■ **Exercise**
Print every entry below again exactly as written, skipping the pictures.

━━━ Given data

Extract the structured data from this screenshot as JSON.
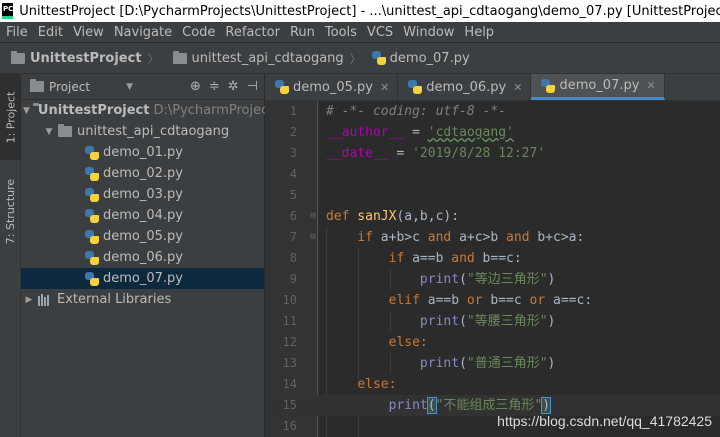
{
  "window": {
    "title": "UnittestProject [D:\\PycharmProjects\\UnittestProject] - ...\\unittest_api_cdtaogang\\demo_07.py [UnittestProject] - PyCharm",
    "logo_text_top": "PC",
    "logo_text_bottom": ""
  },
  "menu": [
    "File",
    "Edit",
    "View",
    "Navigate",
    "Code",
    "Refactor",
    "Run",
    "Tools",
    "VCS",
    "Window",
    "Help"
  ],
  "breadcrumb": [
    "UnittestProject",
    "unittest_api_cdtaogang",
    "demo_07.py"
  ],
  "toolstrip": {
    "project": "1: Project",
    "structure": "7: Structure"
  },
  "panel": {
    "title": "Project"
  },
  "tree": {
    "root": "UnittestProject",
    "root_path": "D:\\PycharmProjec",
    "package": "unittest_api_cdtaogang",
    "files": [
      "demo_01.py",
      "demo_02.py",
      "demo_03.py",
      "demo_04.py",
      "demo_05.py",
      "demo_06.py",
      "demo_07.py"
    ],
    "libraries": "External Libraries"
  },
  "tabs": [
    "demo_05.py",
    "demo_06.py",
    "demo_07.py"
  ],
  "line_numbers": [
    "1",
    "2",
    "3",
    "4",
    "5",
    "6",
    "7",
    "8",
    "9",
    "10",
    "11",
    "12",
    "13",
    "14",
    "15",
    "16"
  ],
  "code": {
    "l1": "# -*- coding: utf-8 -*-",
    "l2_name": "__author__",
    "l2_eq": " = ",
    "l2_val": "'cdtaogang'",
    "l3_name": "__date__",
    "l3_eq": " = ",
    "l3_val": "'2019/8/28 12:27'",
    "l6_kw": "def",
    "l6_fn": " sanJX",
    "l6_rest": "(a,b,c):",
    "l7_kw": "if",
    "l7_a": " a+b>c ",
    "l7_and1": "and",
    "l7_b": " a+c>b ",
    "l7_and2": "and",
    "l7_c": " b+c>a:",
    "l8_kw": "if",
    "l8_a": " a==b ",
    "l8_and": "and",
    "l8_b": " b==c:",
    "l9_fn": "print",
    "l9_open": "(",
    "l9_str": "\"等边三角形\"",
    "l9_close": ")",
    "l10_kw": "elif",
    "l10_a": " a==b ",
    "l10_or1": "or",
    "l10_b": " b==c ",
    "l10_or2": "or",
    "l10_c": " a==c:",
    "l11_fn": "print",
    "l11_open": "(",
    "l11_str": "\"等腰三角形\"",
    "l11_close": ")",
    "l12_kw": "else:",
    "l13_fn": "print",
    "l13_open": "(",
    "l13_str": "\"普通三角形\"",
    "l13_close": ")",
    "l14_kw": "else:",
    "l15_fn": "print",
    "l15_open": "(",
    "l15_str": "\"不能组成三角形\"",
    "l15_close": ")"
  },
  "watermark": "https://blog.csdn.net/qq_41782425",
  "colors": {
    "keyword": "#cc7832",
    "string": "#6a8759",
    "comment": "#808080",
    "accent": "#4a88c7"
  }
}
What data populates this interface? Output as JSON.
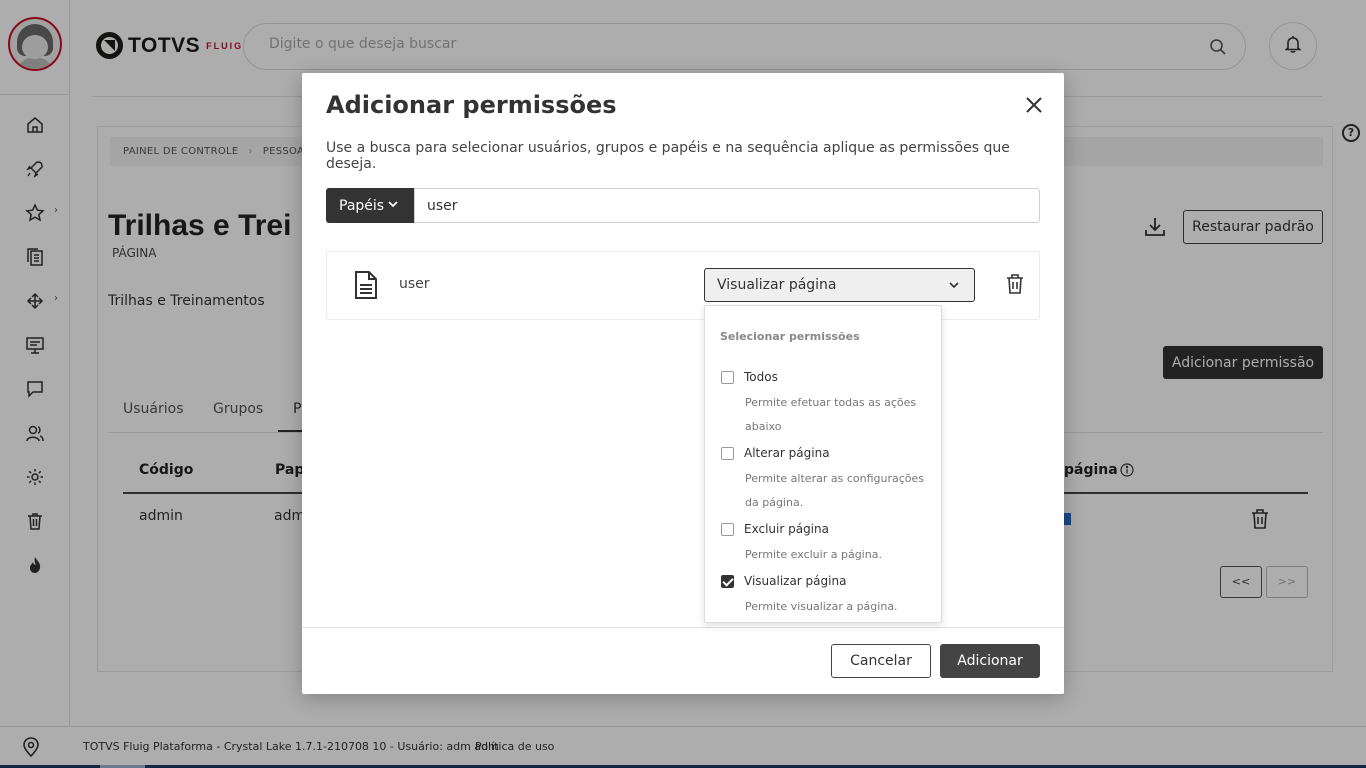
{
  "topbar": {
    "logo_text": "TOTVS",
    "logo_sub": "FLUIG",
    "search_placeholder": "Digite o que deseja buscar"
  },
  "breadcrumb": {
    "items": [
      "PAINEL DE CONTROLE",
      "PESSOAS"
    ]
  },
  "page": {
    "title": "Trilhas e Trei",
    "type": "PÁGINA",
    "description": "Trilhas e Treinamentos",
    "restore_label": "Restaurar padrão",
    "add_permission_label": "Adicionar permissão"
  },
  "tabs": [
    "Usuários",
    "Grupos",
    "P"
  ],
  "table": {
    "headers": [
      "Código",
      "Pape",
      "página"
    ],
    "rows": [
      {
        "codigo": "admin",
        "papel": "adm"
      }
    ],
    "prev_label": "<<",
    "next_label": ">>"
  },
  "footer": {
    "text": "TOTVS Fluig Plataforma - Crystal Lake 1.7.1-210708 10 - Usuário: adm adm",
    "link": "Política de uso"
  },
  "modal": {
    "title": "Adicionar permissões",
    "description": "Use a busca para selecionar usuários, grupos e papéis e na sequência aplique as permissões que deseja.",
    "type_button": "Papéis",
    "search_value": "user",
    "result_name": "user",
    "selected_permission": "Visualizar página",
    "cancel_label": "Cancelar",
    "add_label": "Adicionar"
  },
  "dropdown": {
    "title": "Selecionar permissões",
    "options": [
      {
        "label": "Todos",
        "help": "Permite efetuar todas as ações abaixo",
        "checked": false
      },
      {
        "label": "Alterar página",
        "help": "Permite alterar as configurações da página.",
        "checked": false
      },
      {
        "label": "Excluir página",
        "help": "Permite excluir a página.",
        "checked": false
      },
      {
        "label": "Visualizar página",
        "help": "Permite visualizar a página.",
        "checked": true
      }
    ]
  },
  "colors": {
    "accent_dark": "#333333",
    "brand_red": "#c8102e",
    "overlay": "rgba(0,0,0,0.32)"
  },
  "icons": [
    "home-icon",
    "rocket-icon",
    "star-icon",
    "documents-icon",
    "workflow-icon",
    "presentation-icon",
    "chat-icon",
    "people-icon",
    "gear-icon",
    "trash-icon",
    "flame-icon",
    "location-pin-icon",
    "search-icon",
    "bell-icon",
    "download-icon",
    "help-icon",
    "close-icon",
    "document-icon",
    "chevron-down-icon",
    "info-icon"
  ]
}
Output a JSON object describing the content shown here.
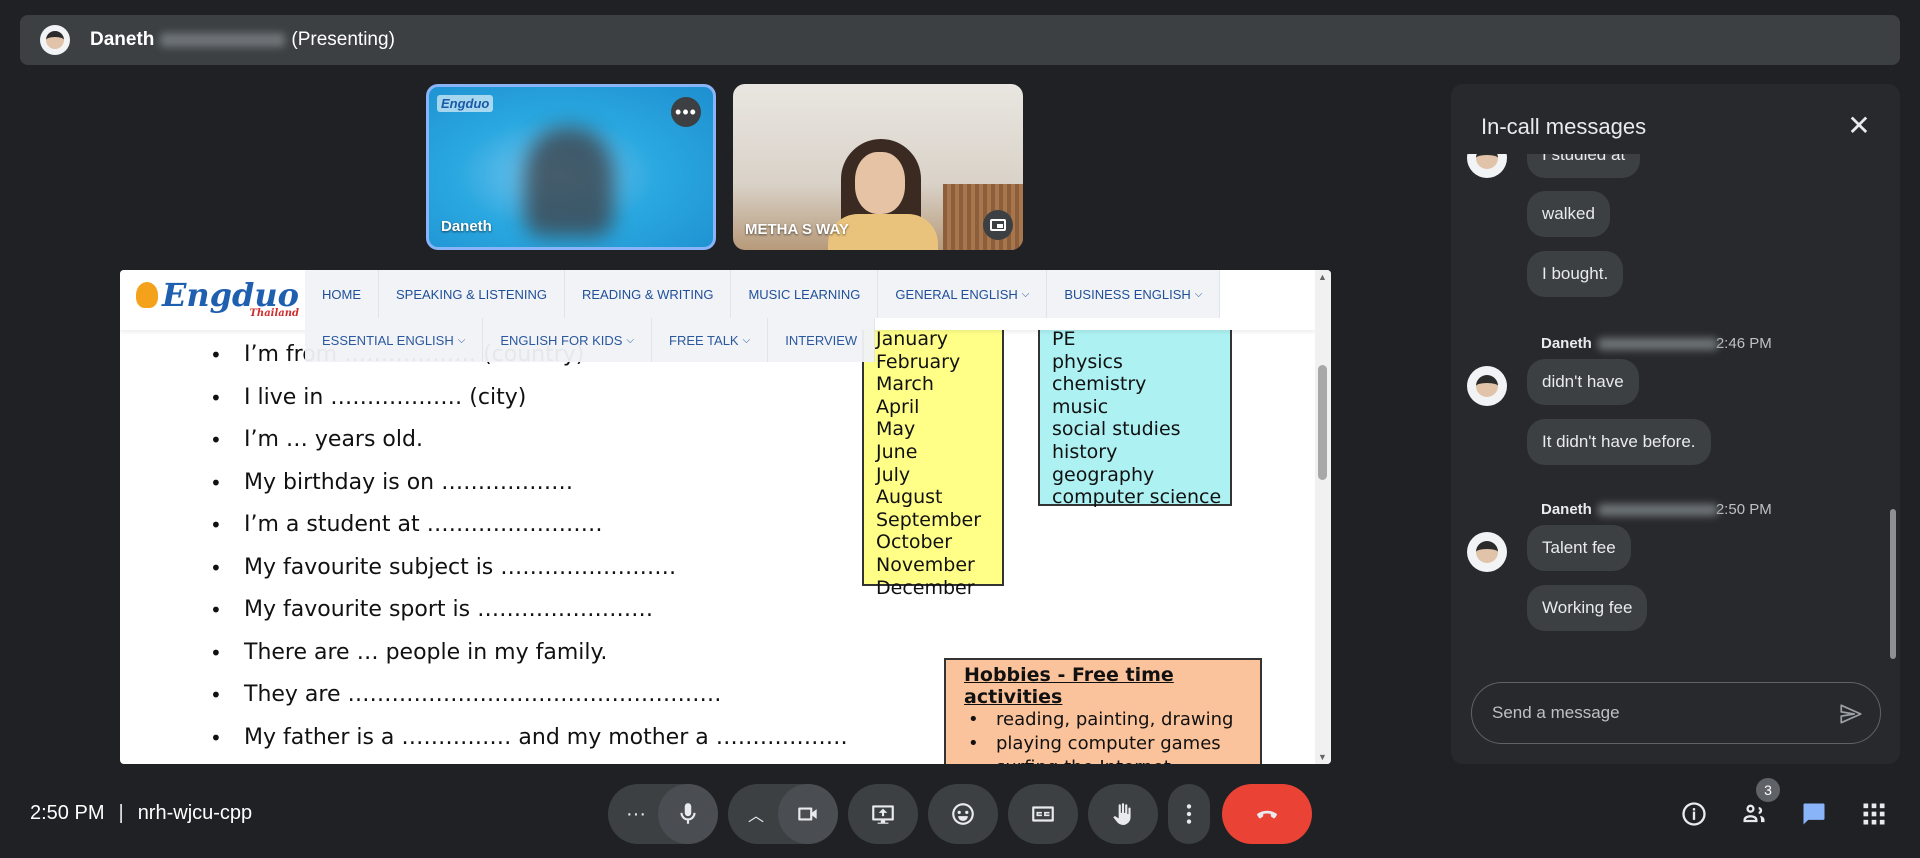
{
  "topbar": {
    "presenter_first": "Daneth",
    "presenting_label": "(Presenting)"
  },
  "tiles": [
    {
      "name": "Daneth",
      "logo": "Engduo"
    },
    {
      "name": "METHA S WAY"
    }
  ],
  "shared_site": {
    "logo": "Engduo",
    "logo_sub": "Thailand",
    "nav_row1": [
      "HOME",
      "SPEAKING & LISTENING",
      "READING & WRITING",
      "MUSIC LEARNING",
      "GENERAL ENGLISH",
      "BUSINESS ENGLISH"
    ],
    "nav_row2": [
      "ESSENTIAL ENGLISH",
      "ENGLISH FOR KIDS",
      "FREE TALK",
      "INTERVIEW"
    ],
    "worksheet_lines": [
      "I’m from ……………… (country)",
      "I live in ……………… (city)",
      "I’m  …  years old.",
      "My birthday is on ………………",
      "I’m a student at ……………………",
      "My favourite subject is ……………………",
      "My favourite sport is ……………………",
      "There are … people in my family.",
      "They are ……………………………………………",
      "My father is a …………… and my mother a ………………"
    ],
    "months": [
      "January",
      "February",
      "March",
      "April",
      "May",
      "June",
      "July",
      "August",
      "September",
      "October",
      "November",
      "December"
    ],
    "subjects": [
      "PE",
      "physics",
      "chemistry",
      "music",
      "social studies",
      "history",
      "geography",
      "computer science"
    ],
    "hobbies_title": "Hobbies - Free time activities",
    "hobbies": [
      "reading, painting, drawing",
      "playing computer games",
      "surfing the Internet"
    ]
  },
  "chat": {
    "title": "In-call messages",
    "messages_top": [
      "I studied at",
      "walked",
      "I bought."
    ],
    "group2": {
      "sender": "Daneth",
      "time": "2:46 PM",
      "messages": [
        "didn't have",
        "It didn't have before."
      ]
    },
    "group3": {
      "sender": "Daneth",
      "time": "2:50 PM",
      "messages": [
        "Talent fee",
        "Working fee"
      ]
    },
    "input_placeholder": "Send a message"
  },
  "bottom": {
    "time": "2:50 PM",
    "meeting_code": "nrh-wjcu-cpp",
    "participants_count": "3"
  }
}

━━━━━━

■ **Solution to the problem**
Extract the structured data from this screenshot as JSON.
{
  "window": {
    "title": "UnittestProject [D:\\PycharmProjects\\UnittestProject] - ...\\unittest_api_cdtaogang\\demo_07.py [UnittestProject] - PyCharm",
    "logo_text_top": "PC",
    "logo_text_bottom": ""
  },
  "menu": [
    "File",
    "Edit",
    "View",
    "Navigate",
    "Code",
    "Refactor",
    "Run",
    "Tools",
    "VCS",
    "Window",
    "Help"
  ],
  "breadcrumb": [
    "UnittestProject",
    "unittest_api_cdtaogang",
    "demo_07.py"
  ],
  "toolstrip": {
    "project": "1: Project",
    "structure": "7: Structure"
  },
  "panel": {
    "title": "Project"
  },
  "tree": {
    "root": "UnittestProject",
    "root_path": "D:\\PycharmProjec",
    "package": "unittest_api_cdtaogang",
    "files": [
      "demo_01.py",
      "demo_02.py",
      "demo_03.py",
      "demo_04.py",
      "demo_05.py",
      "demo_06.py",
      "demo_07.py"
    ],
    "libraries": "External Libraries"
  },
  "tabs": [
    "demo_05.py",
    "demo_06.py",
    "demo_07.py"
  ],
  "line_numbers": [
    "1",
    "2",
    "3",
    "4",
    "5",
    "6",
    "7",
    "8",
    "9",
    "10",
    "11",
    "12",
    "13",
    "14",
    "15",
    "16"
  ],
  "code": {
    "l1": "# -*- coding: utf-8 -*-",
    "l2_name": "__author__",
    "l2_eq": " = ",
    "l2_val": "'cdtaogang'",
    "l3_name": "__date__",
    "l3_eq": " = ",
    "l3_val": "'2019/8/28 12:27'",
    "l6_kw": "def",
    "l6_fn": " sanJX",
    "l6_rest": "(a,b,c):",
    "l7_kw": "if",
    "l7_a": " a+b>c ",
    "l7_and1": "and",
    "l7_b": " a+c>b ",
    "l7_and2": "and",
    "l7_c": " b+c>a:",
    "l8_kw": "if",
    "l8_a": " a==b ",
    "l8_and": "and",
    "l8_b": " b==c:",
    "l9_fn": "print",
    "l9_open": "(",
    "l9_str": "\"等边三角形\"",
    "l9_close": ")",
    "l10_kw": "elif",
    "l10_a": " a==b ",
    "l10_or1": "or",
    "l10_b": " b==c ",
    "l10_or2": "or",
    "l10_c": " a==c:",
    "l11_fn": "print",
    "l11_open": "(",
    "l11_str": "\"等腰三角形\"",
    "l11_close": ")",
    "l12_kw": "else:",
    "l13_fn": "print",
    "l13_open": "(",
    "l13_str": "\"普通三角形\"",
    "l13_close": ")",
    "l14_kw": "else:",
    "l15_fn": "print",
    "l15_open": "(",
    "l15_str": "\"不能组成三角形\"",
    "l15_close": ")"
  },
  "watermark": "https://blog.csdn.net/qq_41782425",
  "colors": {
    "keyword": "#cc7832",
    "string": "#6a8759",
    "comment": "#808080",
    "accent": "#4a88c7"
  }
}
What data populates this interface? Output as JSON.
{
  "topbar": {
    "logo_text": "TOTVS",
    "logo_sub": "FLUIG",
    "search_placeholder": "Digite o que deseja buscar"
  },
  "breadcrumb": {
    "items": [
      "PAINEL DE CONTROLE",
      "PESSOAS"
    ]
  },
  "page": {
    "title": "Trilhas e Trei",
    "type": "PÁGINA",
    "description": "Trilhas e Treinamentos",
    "restore_label": "Restaurar padrão",
    "add_permission_label": "Adicionar permissão"
  },
  "tabs": [
    "Usuários",
    "Grupos",
    "P"
  ],
  "table": {
    "headers": [
      "Código",
      "Pape",
      "página"
    ],
    "rows": [
      {
        "codigo": "admin",
        "papel": "adm"
      }
    ],
    "prev_label": "<<",
    "next_label": ">>"
  },
  "footer": {
    "text": "TOTVS Fluig Plataforma - Crystal Lake 1.7.1-210708 10 - Usuário: adm adm",
    "link": "Política de uso"
  },
  "modal": {
    "title": "Adicionar permissões",
    "description": "Use a busca para selecionar usuários, grupos e papéis e na sequência aplique as permissões que deseja.",
    "type_button": "Papéis",
    "search_value": "user",
    "result_name": "user",
    "selected_permission": "Visualizar página",
    "cancel_label": "Cancelar",
    "add_label": "Adicionar"
  },
  "dropdown": {
    "title": "Selecionar permissões",
    "options": [
      {
        "label": "Todos",
        "help": "Permite efetuar todas as ações abaixo",
        "checked": false
      },
      {
        "label": "Alterar página",
        "help": "Permite alterar as configurações da página.",
        "checked": false
      },
      {
        "label": "Excluir página",
        "help": "Permite excluir a página.",
        "checked": false
      },
      {
        "label": "Visualizar página",
        "help": "Permite visualizar a página.",
        "checked": true
      }
    ]
  },
  "colors": {
    "accent_dark": "#333333",
    "brand_red": "#c8102e",
    "overlay": "rgba(0,0,0,0.32)"
  },
  "icons": [
    "home-icon",
    "rocket-icon",
    "star-icon",
    "documents-icon",
    "workflow-icon",
    "presentation-icon",
    "chat-icon",
    "people-icon",
    "gear-icon",
    "trash-icon",
    "flame-icon",
    "location-pin-icon",
    "search-icon",
    "bell-icon",
    "download-icon",
    "help-icon",
    "close-icon",
    "document-icon",
    "chevron-down-icon",
    "info-icon"
  ]
}
Output a JSON object describing the content shown here.
{
  "topbar": {
    "presenter_first": "Daneth",
    "presenting_label": "(Presenting)"
  },
  "tiles": [
    {
      "name": "Daneth",
      "logo": "Engduo"
    },
    {
      "name": "METHA S WAY"
    }
  ],
  "shared_site": {
    "logo": "Engduo",
    "logo_sub": "Thailand",
    "nav_row1": [
      "HOME",
      "SPEAKING & LISTENING",
      "READING & WRITING",
      "MUSIC LEARNING",
      "GENERAL ENGLISH",
      "BUSINESS ENGLISH"
    ],
    "nav_row2": [
      "ESSENTIAL ENGLISH",
      "ENGLISH FOR KIDS",
      "FREE TALK",
      "INTERVIEW"
    ],
    "worksheet_lines": [
      "I’m from ……………… (country)",
      "I live in ……………… (city)",
      "I’m  …  years old.",
      "My birthday is on ………………",
      "I’m a student at ……………………",
      "My favourite subject is ……………………",
      "My favourite sport is ……………………",
      "There are … people in my family.",
      "They are ……………………………………………",
      "My father is a …………… and my mother a ………………"
    ],
    "months": [
      "January",
      "February",
      "March",
      "April",
      "May",
      "June",
      "July",
      "August",
      "September",
      "October",
      "November",
      "December"
    ],
    "subjects": [
      "PE",
      "physics",
      "chemistry",
      "music",
      "social studies",
      "history",
      "geography",
      "computer science"
    ],
    "hobbies_title": "Hobbies - Free time activities",
    "hobbies": [
      "reading, painting, drawing",
      "playing computer games",
      "surfing the Internet"
    ]
  },
  "chat": {
    "title": "In-call messages",
    "messages_top": [
      "I studied at",
      "walked",
      "I bought."
    ],
    "group2": {
      "sender": "Daneth",
      "time": "2:46 PM",
      "messages": [
        "didn't have",
        "It didn't have before."
      ]
    },
    "group3": {
      "sender": "Daneth",
      "time": "2:50 PM",
      "messages": [
        "Talent fee",
        "Working fee"
      ]
    },
    "input_placeholder": "Send a message"
  },
  "bottom": {
    "time": "2:50 PM",
    "meeting_code": "nrh-wjcu-cpp",
    "participants_count": "3"
  }
}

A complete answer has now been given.